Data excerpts
=======

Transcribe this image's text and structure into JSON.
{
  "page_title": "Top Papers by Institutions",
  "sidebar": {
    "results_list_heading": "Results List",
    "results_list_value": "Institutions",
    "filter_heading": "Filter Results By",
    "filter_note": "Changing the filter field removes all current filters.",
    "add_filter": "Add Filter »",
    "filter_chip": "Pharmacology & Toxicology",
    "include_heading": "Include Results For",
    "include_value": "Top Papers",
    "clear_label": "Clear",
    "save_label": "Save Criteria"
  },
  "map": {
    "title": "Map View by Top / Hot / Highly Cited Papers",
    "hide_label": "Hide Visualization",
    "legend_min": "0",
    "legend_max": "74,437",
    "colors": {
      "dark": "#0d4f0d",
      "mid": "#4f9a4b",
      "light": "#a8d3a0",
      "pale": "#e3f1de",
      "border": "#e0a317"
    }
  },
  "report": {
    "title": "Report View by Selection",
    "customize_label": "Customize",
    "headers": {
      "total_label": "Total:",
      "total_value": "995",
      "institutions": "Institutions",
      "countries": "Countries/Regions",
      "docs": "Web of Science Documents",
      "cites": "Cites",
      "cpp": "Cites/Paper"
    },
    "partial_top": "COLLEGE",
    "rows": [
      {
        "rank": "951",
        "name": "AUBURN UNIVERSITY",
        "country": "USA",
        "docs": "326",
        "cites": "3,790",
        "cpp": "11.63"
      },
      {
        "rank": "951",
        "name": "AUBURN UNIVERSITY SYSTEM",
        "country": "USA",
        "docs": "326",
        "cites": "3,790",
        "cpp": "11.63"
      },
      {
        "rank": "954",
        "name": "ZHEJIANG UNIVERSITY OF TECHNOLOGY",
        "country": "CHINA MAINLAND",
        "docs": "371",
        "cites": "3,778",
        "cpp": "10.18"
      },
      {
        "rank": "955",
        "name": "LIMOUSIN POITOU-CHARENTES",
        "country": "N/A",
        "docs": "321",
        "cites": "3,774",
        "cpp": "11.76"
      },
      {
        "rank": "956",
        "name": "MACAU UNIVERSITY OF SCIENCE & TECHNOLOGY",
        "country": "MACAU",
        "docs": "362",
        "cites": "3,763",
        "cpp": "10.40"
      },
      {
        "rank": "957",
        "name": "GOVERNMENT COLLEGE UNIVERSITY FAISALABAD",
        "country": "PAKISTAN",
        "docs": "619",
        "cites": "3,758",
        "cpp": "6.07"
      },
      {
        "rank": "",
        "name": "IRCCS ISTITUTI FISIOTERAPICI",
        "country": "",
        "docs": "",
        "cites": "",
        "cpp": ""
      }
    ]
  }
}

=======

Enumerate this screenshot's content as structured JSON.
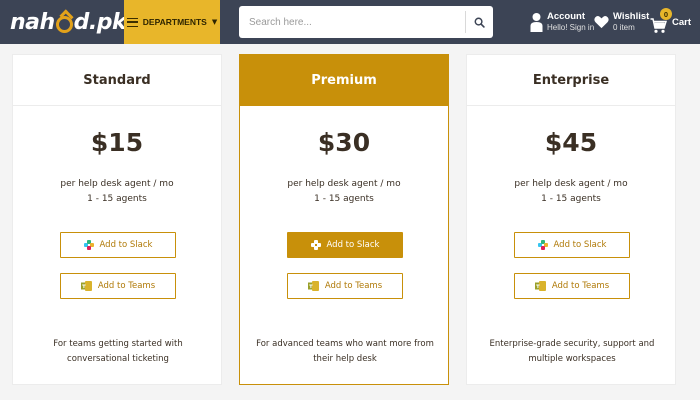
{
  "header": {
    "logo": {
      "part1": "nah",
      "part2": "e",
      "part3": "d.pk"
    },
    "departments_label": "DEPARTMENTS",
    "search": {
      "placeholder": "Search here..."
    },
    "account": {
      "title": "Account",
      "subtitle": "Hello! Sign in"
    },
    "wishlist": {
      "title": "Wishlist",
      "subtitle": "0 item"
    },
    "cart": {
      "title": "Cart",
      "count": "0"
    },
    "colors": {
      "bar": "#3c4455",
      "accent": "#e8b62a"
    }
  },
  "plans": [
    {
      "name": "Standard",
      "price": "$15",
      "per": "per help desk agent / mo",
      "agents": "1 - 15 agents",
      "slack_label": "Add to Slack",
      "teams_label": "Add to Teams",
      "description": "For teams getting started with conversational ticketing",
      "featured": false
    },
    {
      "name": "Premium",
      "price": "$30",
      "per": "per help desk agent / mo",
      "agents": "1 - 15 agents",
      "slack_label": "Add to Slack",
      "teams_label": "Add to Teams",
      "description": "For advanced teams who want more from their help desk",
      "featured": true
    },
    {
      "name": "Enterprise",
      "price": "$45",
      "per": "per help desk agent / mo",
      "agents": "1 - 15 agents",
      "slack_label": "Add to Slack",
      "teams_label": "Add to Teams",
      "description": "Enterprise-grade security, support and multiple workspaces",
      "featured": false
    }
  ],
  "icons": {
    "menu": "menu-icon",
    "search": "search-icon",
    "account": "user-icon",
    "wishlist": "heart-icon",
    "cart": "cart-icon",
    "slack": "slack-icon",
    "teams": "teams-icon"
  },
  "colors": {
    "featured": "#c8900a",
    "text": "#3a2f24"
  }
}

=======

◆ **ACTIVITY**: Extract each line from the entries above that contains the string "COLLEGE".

◆ **WRITTEN ANSWER**:
    "partial_top": "COLLEGE",
        "name": "GOVERNMENT COLLEGE UNIVERSITY FAISALABAD",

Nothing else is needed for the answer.